» Task details
This task calls for copying each line below that contains "icon".

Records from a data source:
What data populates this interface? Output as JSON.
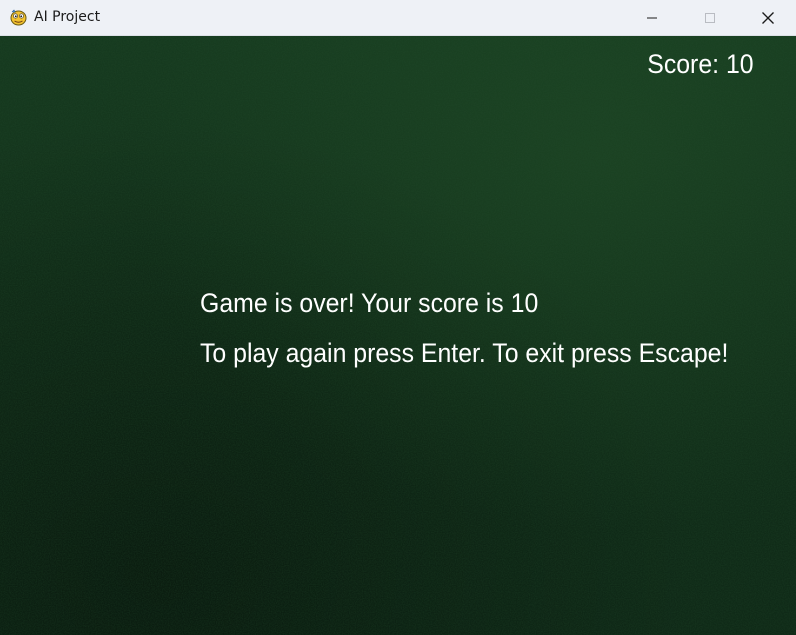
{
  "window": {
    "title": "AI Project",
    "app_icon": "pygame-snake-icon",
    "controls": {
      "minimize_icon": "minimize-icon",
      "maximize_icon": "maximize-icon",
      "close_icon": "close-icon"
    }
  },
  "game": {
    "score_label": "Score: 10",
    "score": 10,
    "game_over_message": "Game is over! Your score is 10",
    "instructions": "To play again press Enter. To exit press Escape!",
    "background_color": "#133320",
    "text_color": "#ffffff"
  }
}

» Reply to the task
    "app_icon": "pygame-snake-icon",
      "minimize_icon": "minimize-icon",
      "maximize_icon": "maximize-icon",
      "close_icon": "close-icon"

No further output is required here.